Most of the refinery shutdowns over the weekend were preventive measures and some refineries are reportedly expected to restart as early as this week-but the continued rainfall and the possibility of flooding could bring about permanent damage to some facilities. The amount being charged for gasoline will likely go up as the crippled energy industry in and around Houston continues to deal with the historic storm's impact. On Wednesday, Exxon announced the shutdown of its Beaumont, Texas refinery as well due to "operational issues" caused by Harvey. Europe will also be incentivized to send excess fuel supply to the U.S.

US prices are expected to spike over the next week or more as about 10 refineries representing more than 15 per cent of the nation's refining capacity are closed, including ExxonMobil, Shell and Phillips 66 operations. Some states, like Georgia, have seen prices rise as much as 12 cents a gallon as reduced supply has hampered distribution.

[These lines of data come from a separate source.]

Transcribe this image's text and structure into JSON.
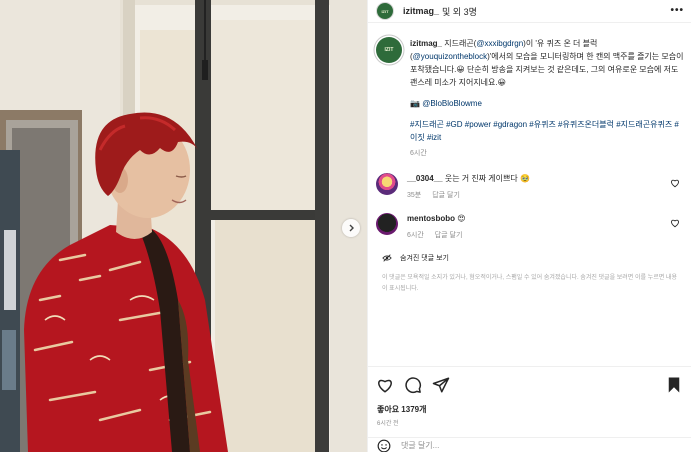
{
  "header": {
    "username": "izitmag_",
    "tail": "및 외 3명",
    "more": "•••",
    "avatar_text": "IZIT"
  },
  "caption": {
    "avatar_text": "IZIT",
    "username": "izitmag_",
    "text_1": " 지드래곤(",
    "mention_1": "@xxxibgdrgn",
    "text_2": ")이 '유 퀴즈 온 더 블럭(",
    "mention_2": "@youquizontheblock",
    "text_3": ")'에서의 모습을 모니터링하며 한 캔의 맥주를 즐기는 모습이 포착됐습니다.😀 단순히 방송을 지켜보는 것 같은데도, 그의 여유로운 모습에 저도 괜스레 미소가 지어지네요.😀",
    "camera": "📷",
    "mention_3": "@BloBloBlowme",
    "hashtags": "#지드래곤 #GD #power #gdragon #유퀴즈 #유퀴즈온더블럭 #지드래곤유퀴즈 #이짓 #izit",
    "time": "6시간"
  },
  "comments": [
    {
      "username": "__0304__",
      "text": "웃는 거 진짜 게이쁘다 🥹",
      "time": "35분",
      "reply": "답글 달기"
    },
    {
      "username": "mentosbobo",
      "text": "😍",
      "time": "6시간",
      "reply": "답글 달기"
    }
  ],
  "hidden": {
    "label": "숨겨진 댓글 보기",
    "note": "이 댓글은 모욕적일 소지가 있거나, 혐오적이거나, 스팸일 수 있어 숨겨졌습니다. 숨겨진 댓글을 보려면 이를 누르면 내용이 표시됩니다."
  },
  "actions": {
    "likes": "좋아요 1379개",
    "time": "6시간 전",
    "comment_placeholder": "댓글 달기..."
  },
  "colors": {
    "link": "#00376b",
    "muted": "#8e8e8e",
    "shirt": "#b5161f",
    "hair": "#9e1b1b"
  },
  "icons": [
    "more-icon",
    "heart-icon",
    "comment-icon",
    "share-icon",
    "bookmark-icon",
    "emoji-icon",
    "hidden-eye-icon",
    "chevron-right-icon"
  ]
}
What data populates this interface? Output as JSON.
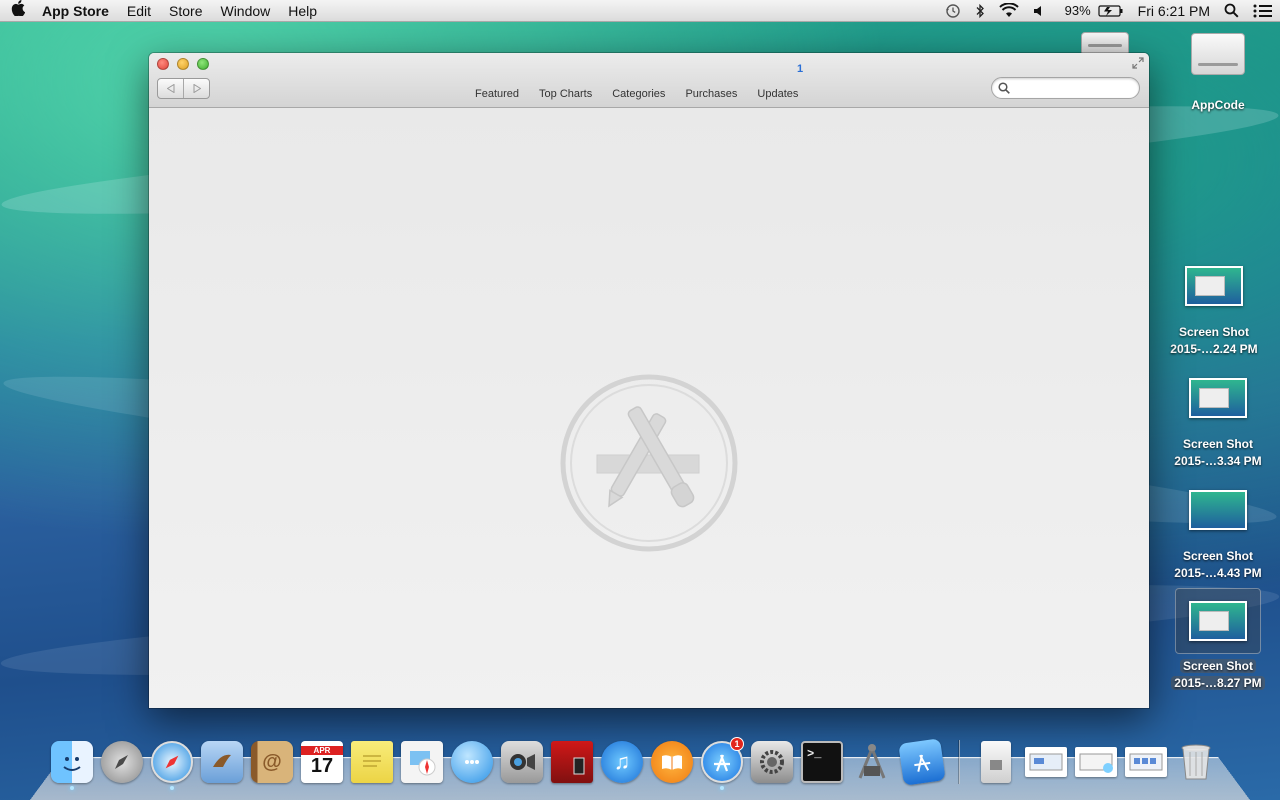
{
  "menubar": {
    "app_name": "App Store",
    "items": [
      "Edit",
      "Store",
      "Window",
      "Help"
    ],
    "battery": "93%",
    "clock": "Fri 6:21 PM"
  },
  "desktop": {
    "drive_label": "AppCode",
    "screenshots": [
      {
        "line1": "Screen Shot",
        "line2": "2015-…2.24 PM"
      },
      {
        "line1": "Screen Shot",
        "line2": "2015-…3.34 PM"
      },
      {
        "line1": "Screen Shot",
        "line2": "2015-…4.43 PM"
      },
      {
        "line1": "Screen Shot",
        "line2": "2015-…8.27 PM"
      }
    ]
  },
  "window": {
    "update_badge": "1",
    "tabs": [
      "Featured",
      "Top Charts",
      "Categories",
      "Purchases",
      "Updates"
    ],
    "search": {
      "value": "",
      "placeholder": ""
    }
  },
  "dock": {
    "app_store_badge": "1",
    "calendar": {
      "month": "APR",
      "day": "17"
    },
    "terminal_prompt": ">_"
  },
  "colors": {
    "desktop_top": "#2fb68f",
    "desktop_bottom": "#1f4f8c",
    "window_bg": "#ececec",
    "badge_red": "#e3261c",
    "accent_blue": "#2a6fd6"
  }
}
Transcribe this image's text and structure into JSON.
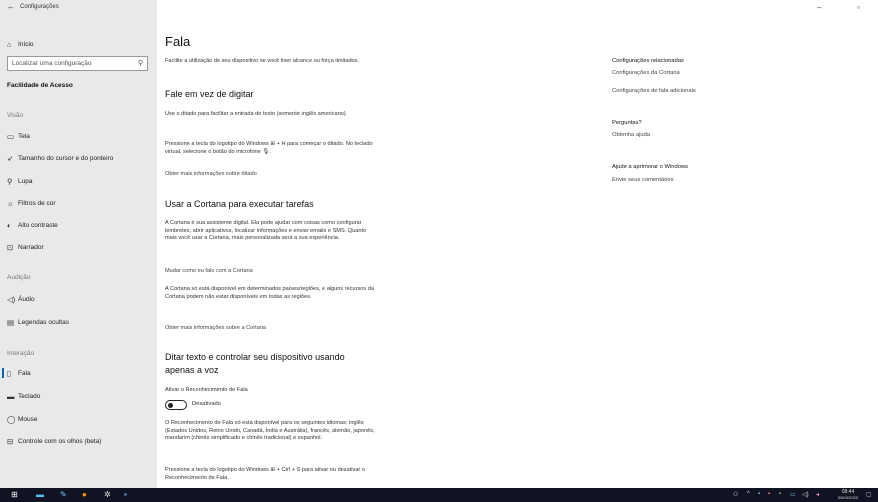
{
  "window": {
    "title": "Configurações"
  },
  "sidebar": {
    "home": "Início",
    "search_placeholder": "Localizar uma configuração",
    "category": "Facilidade de Acesso",
    "sections": {
      "visao": "Visão",
      "audicao": "Audição",
      "interacao": "Interação"
    },
    "items": [
      {
        "label": "Tela",
        "icon": "monitor-icon"
      },
      {
        "label": "Tamanho do cursor e do ponteiro",
        "icon": "cursor-icon"
      },
      {
        "label": "Lupa",
        "icon": "magnifier-icon"
      },
      {
        "label": "Filtros de cor",
        "icon": "color-filter-icon"
      },
      {
        "label": "Alto contraste",
        "icon": "contrast-icon"
      },
      {
        "label": "Narrador",
        "icon": "narrator-icon"
      },
      {
        "label": "Áudio",
        "icon": "speaker-icon"
      },
      {
        "label": "Legendas ocultas",
        "icon": "captions-icon"
      },
      {
        "label": "Fala",
        "icon": "microphone-icon"
      },
      {
        "label": "Teclado",
        "icon": "keyboard-icon"
      },
      {
        "label": "Mouse",
        "icon": "mouse-icon"
      },
      {
        "label": "Controle com os olhos (beta)",
        "icon": "eye-control-icon"
      }
    ]
  },
  "main": {
    "title": "Fala",
    "intro": "Facilite a utilização de seu dispositivo se você tiver alcance ou força limitados.",
    "dictation": {
      "heading": "Fale em vez de digitar",
      "p1": "Use o ditado para facilitar a entrada de texto (somente inglês americano).",
      "p2": "Pressione a tecla do logotipo do Windows ⊞ + H para começar o ditado. No teclado virtual, selecione o botão do microfone 🎙.",
      "link": "Obter mais informações sobre ditado"
    },
    "cortana": {
      "heading": "Usar a Cortana para executar tarefas",
      "p1": "A Cortana é sua assistente digital. Ela pode ajudar com coisas como configurar lembretes, abrir aplicativos, localizar informações e enviar emails e SMS. Quanto mais você usar a Cortana, mais personalizada será a sua experiência.",
      "link1": "Mudar como eu falo com a Cortana",
      "p2": "A Cortana só está disponível em determinados países/regiões, e alguns recursos da Cortana podem não estar disponíveis em todas as regiões.",
      "link2": "Obter mais informações sobre a Cortana"
    },
    "voice": {
      "heading_line1": "Ditar texto e controlar seu dispositivo usando",
      "heading_line2": "apenas a voz",
      "toggle_title": "Ativar o Reconhecimento de Fala",
      "toggle_state": "Desativado",
      "p1": "O Reconhecimento de Fala só está disponível para os seguintes idiomas: inglês (Estados Unidos, Reino Unido, Canadá, Índia e Austrália), francês, alemão, japonês, mandarim (chinês simplificado e chinês tradicional) e espanhol.",
      "p2": "Pressione a tecla do logotipo do Windows ⊞ + Ctrl + S para ativar ou desativar o Reconhecimento de Fala."
    }
  },
  "related": {
    "heading": "Configurações relacionadas",
    "link1": "Configurações da Cortana",
    "link2": "Configurações de fala adicionais",
    "questions_heading": "Perguntas?",
    "questions_link": "Obtenha ajuda",
    "improve_heading": "Ajude a aprimorar o Windows",
    "improve_link": "Envie seus comentários"
  },
  "taskbar": {
    "time": "08:44",
    "date": "05/04/2020",
    "colors": {
      "background": "#101322",
      "accent": "#0067b8"
    }
  }
}
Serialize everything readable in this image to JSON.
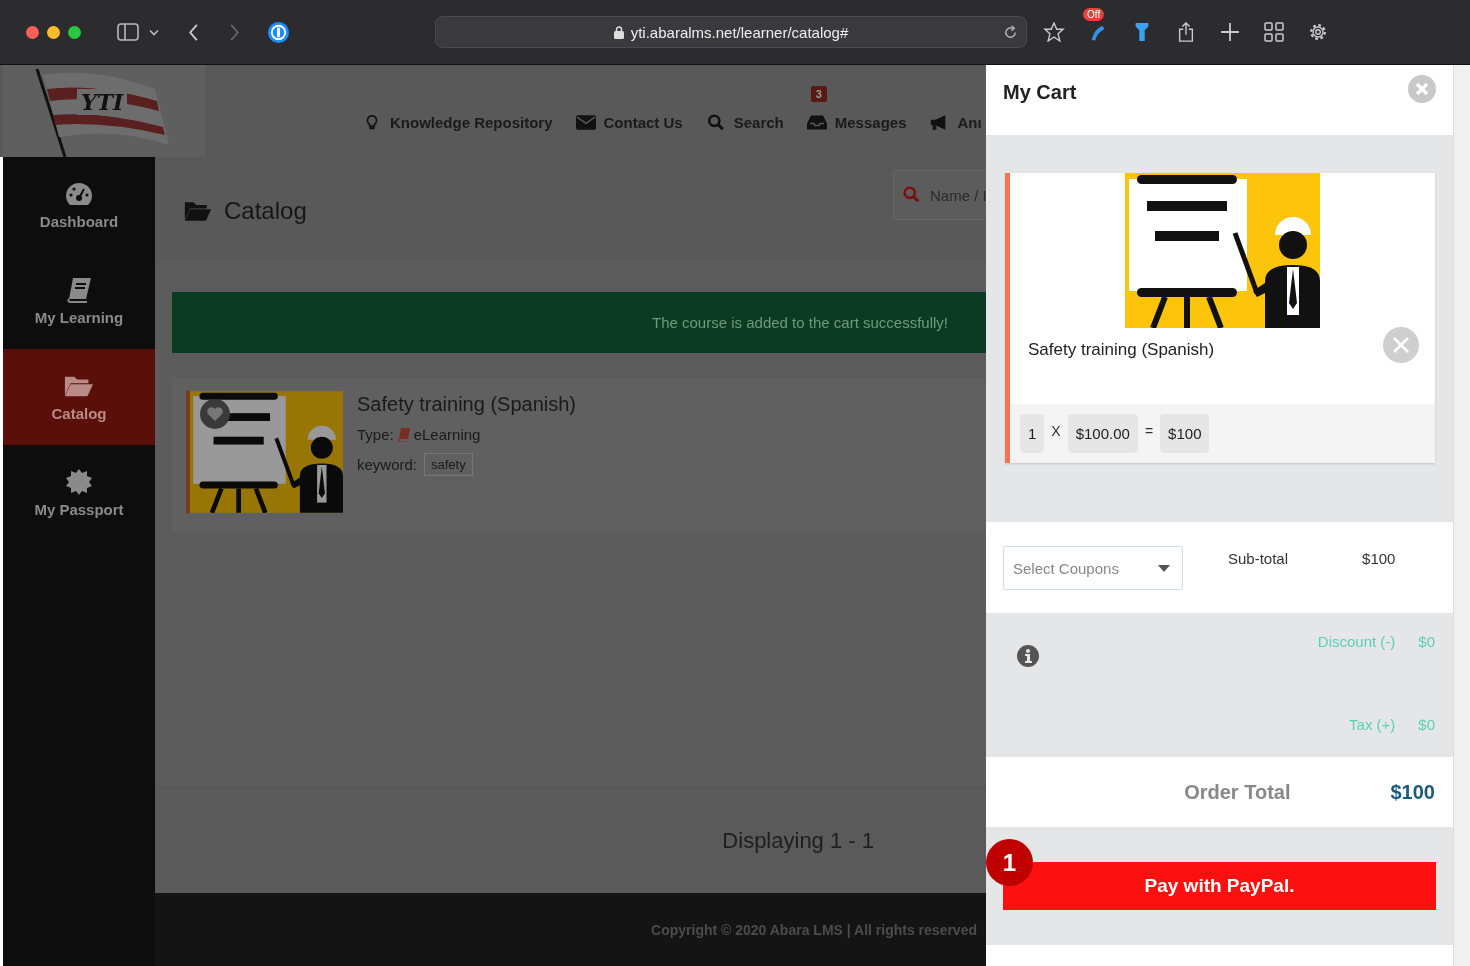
{
  "browser": {
    "url": "yti.abaralms.net/learner/catalog#",
    "extension_badge": "Off"
  },
  "header": {
    "logo_text": "YTI",
    "nav": [
      {
        "label": "Knowledge Repository",
        "kind": "bulb"
      },
      {
        "label": "Contact Us",
        "kind": "mail"
      },
      {
        "label": "Search",
        "kind": "search"
      },
      {
        "label": "Messages",
        "kind": "inbox",
        "badge": "3"
      },
      {
        "label": "Anı",
        "kind": "bullhorn"
      }
    ]
  },
  "sidebar": {
    "items": [
      {
        "label": "Dashboard",
        "kind": "dashboard",
        "selected": false
      },
      {
        "label": "My Learning",
        "kind": "book",
        "selected": false
      },
      {
        "label": "Catalog",
        "kind": "folder",
        "selected": true
      },
      {
        "label": "My Passport",
        "kind": "badge",
        "selected": false
      }
    ]
  },
  "catalog": {
    "title": "Catalog",
    "search_placeholder": "Name / I",
    "alert": "The course is added to the cart successfully!",
    "course": {
      "title": "Safety training (Spanish)",
      "type_label": "Type:",
      "type": "eLearning",
      "keyword_label": "keyword:",
      "keyword": "safety"
    },
    "pagination": "Displaying 1 - 1"
  },
  "footer": {
    "copyright": "Copyright © 2020 Abara LMS | All rights reserved"
  },
  "cart": {
    "title": "My Cart",
    "items": [
      {
        "title": "Safety training (Spanish)",
        "quantity": "1",
        "times": "X",
        "price": "$100.00",
        "equals": "=",
        "total": "$100"
      }
    ],
    "coupon_placeholder": "Select Coupons",
    "subtotal_label": "Sub-total",
    "subtotal": "$100",
    "discount_label": "Discount (-)",
    "discount": "$0",
    "tax_label": "Tax (+)",
    "tax": "$0",
    "order_total_label": "Order Total",
    "order_total": "$100",
    "pay_button": "Pay with PayPal.",
    "step_badge": "1"
  }
}
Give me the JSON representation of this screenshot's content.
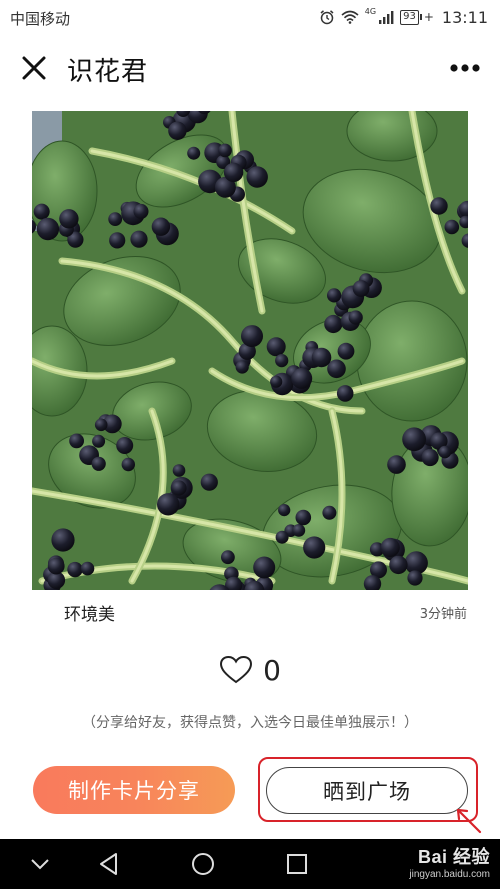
{
  "status_bar": {
    "carrier": "中国移动",
    "network": "4G",
    "battery": "93",
    "time": "13:11"
  },
  "header": {
    "title": "识花君",
    "close_icon": "close-icon",
    "more_icon": "more-dots-icon"
  },
  "post": {
    "image_subject": "black berries on green vine with oval leaves",
    "caption": "环境美",
    "time_ago": "3分钟前",
    "like_count": "0",
    "like_icon": "heart-outline-icon",
    "hint": "（分享给好友，获得点赞，入选今日最佳单独展示！）"
  },
  "actions": {
    "make_card": "制作卡片分享",
    "post_to_plaza": "晒到广场",
    "make_card_color": "#f88a5a",
    "highlight_color": "#d8232a"
  },
  "navbar": {
    "icons": [
      "chevron-down-icon",
      "back-icon",
      "home-icon",
      "recent-apps-icon"
    ]
  },
  "watermark": {
    "logo": "Bai 经验",
    "url": "jingyan.baidu.com"
  }
}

Nationally, prices were up four cents from last week, at $2.37, one of the largest one-week national gas price surges seen this summer.

USA crude inventories fell by 5.78 million barrels last week, the API industry group reported on Tuesday, suggesting a gradual tightening of the US oil market.

On Wednesday, Motiva reported that it is shutting down its 603,000-barrel-a-day refinery in Port Arthur, Texas. Saudi Arabia and Russian Federation are pushing to extend their deal to limit crude oil production for another three months, WSJ reports.

That means the USA has 61 percent more oil stockpiled than in the summer of 2008 before Hurricane Ike and 52 percent more than before Hurricane Rita in 2005. Ports along the Texas coast, including Houston and Corpus Christi, have been closed, and now some in Louisiana are shut as well.

Yet crude remains in ample supply.

Kloza said retail prices haven't gone up more significantly because gas stations "don't want to be the evil guy who raises prices during the storm".

"If the refineries stay shut for more than a week or 10 days, it's going to be very problematic", said Olivier Jakob, analyst at Petromatrix.